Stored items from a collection

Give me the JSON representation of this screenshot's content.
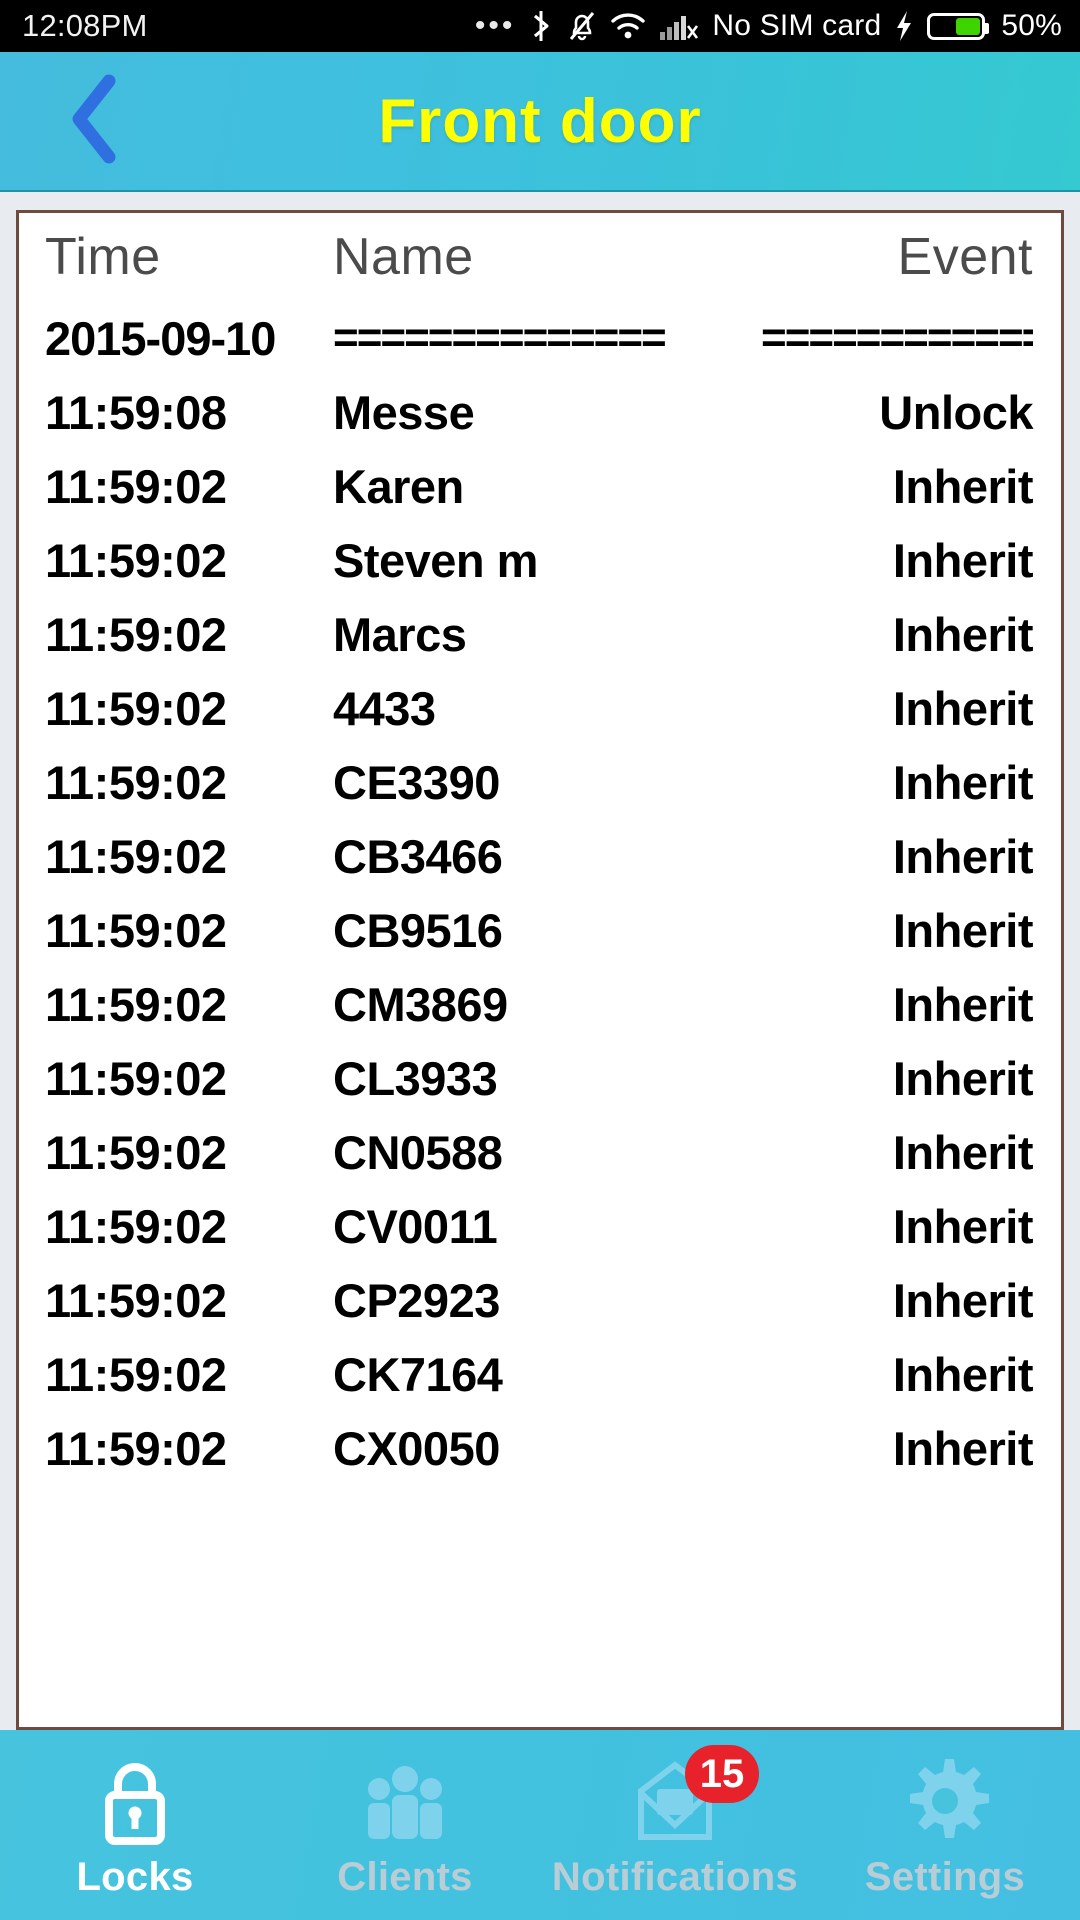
{
  "status_bar": {
    "time": "12:08PM",
    "dots": "•••",
    "bluetooth_icon": "bluetooth-icon",
    "silent_icon": "bell-muted-icon",
    "wifi_icon": "wifi-icon",
    "signal_icon": "signal-no-service-icon",
    "sim_text": "No SIM card",
    "charging_icon": "charging-bolt-icon",
    "battery_percent": "50%",
    "battery_level": 50
  },
  "header": {
    "back_icon": "chevron-left-icon",
    "title": "Front door",
    "title_color": "#ffff00",
    "background_color": "#3fc0de"
  },
  "table": {
    "columns": {
      "time": "Time",
      "name": "Name",
      "event": "Event"
    },
    "date_row": {
      "date": "2015-09-10",
      "name_separator": "==============",
      "event_separator": "=============="
    },
    "rows": [
      {
        "time": "11:59:08",
        "name": "Messe",
        "event": "Unlock"
      },
      {
        "time": "11:59:02",
        "name": "Karen",
        "event": "Inherit"
      },
      {
        "time": "11:59:02",
        "name": "Steven m",
        "event": "Inherit"
      },
      {
        "time": "11:59:02",
        "name": "Marcs",
        "event": "Inherit"
      },
      {
        "time": "11:59:02",
        "name": "4433",
        "event": "Inherit"
      },
      {
        "time": "11:59:02",
        "name": "CE3390",
        "event": "Inherit"
      },
      {
        "time": "11:59:02",
        "name": "CB3466",
        "event": "Inherit"
      },
      {
        "time": "11:59:02",
        "name": "CB9516",
        "event": "Inherit"
      },
      {
        "time": "11:59:02",
        "name": "CM3869",
        "event": "Inherit"
      },
      {
        "time": "11:59:02",
        "name": "CL3933",
        "event": "Inherit"
      },
      {
        "time": "11:59:02",
        "name": "CN0588",
        "event": "Inherit"
      },
      {
        "time": "11:59:02",
        "name": "CV0011",
        "event": "Inherit"
      },
      {
        "time": "11:59:02",
        "name": "CP2923",
        "event": "Inherit"
      },
      {
        "time": "11:59:02",
        "name": "CK7164",
        "event": "Inherit"
      },
      {
        "time": "11:59:02",
        "name": "CX0050",
        "event": "Inherit"
      }
    ]
  },
  "bottom_nav": {
    "items": [
      {
        "label": "Locks",
        "icon": "lock-icon",
        "active": true
      },
      {
        "label": "Clients",
        "icon": "people-icon",
        "active": false
      },
      {
        "label": "Notifications",
        "icon": "envelope-icon",
        "active": false,
        "badge": "15"
      },
      {
        "label": "Settings",
        "icon": "gear-icon",
        "active": false
      }
    ],
    "badge_color": "#e8222a"
  }
}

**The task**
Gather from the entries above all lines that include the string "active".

**Task answer**
        "active": true
        "active": false
        "active": false,
        "active": false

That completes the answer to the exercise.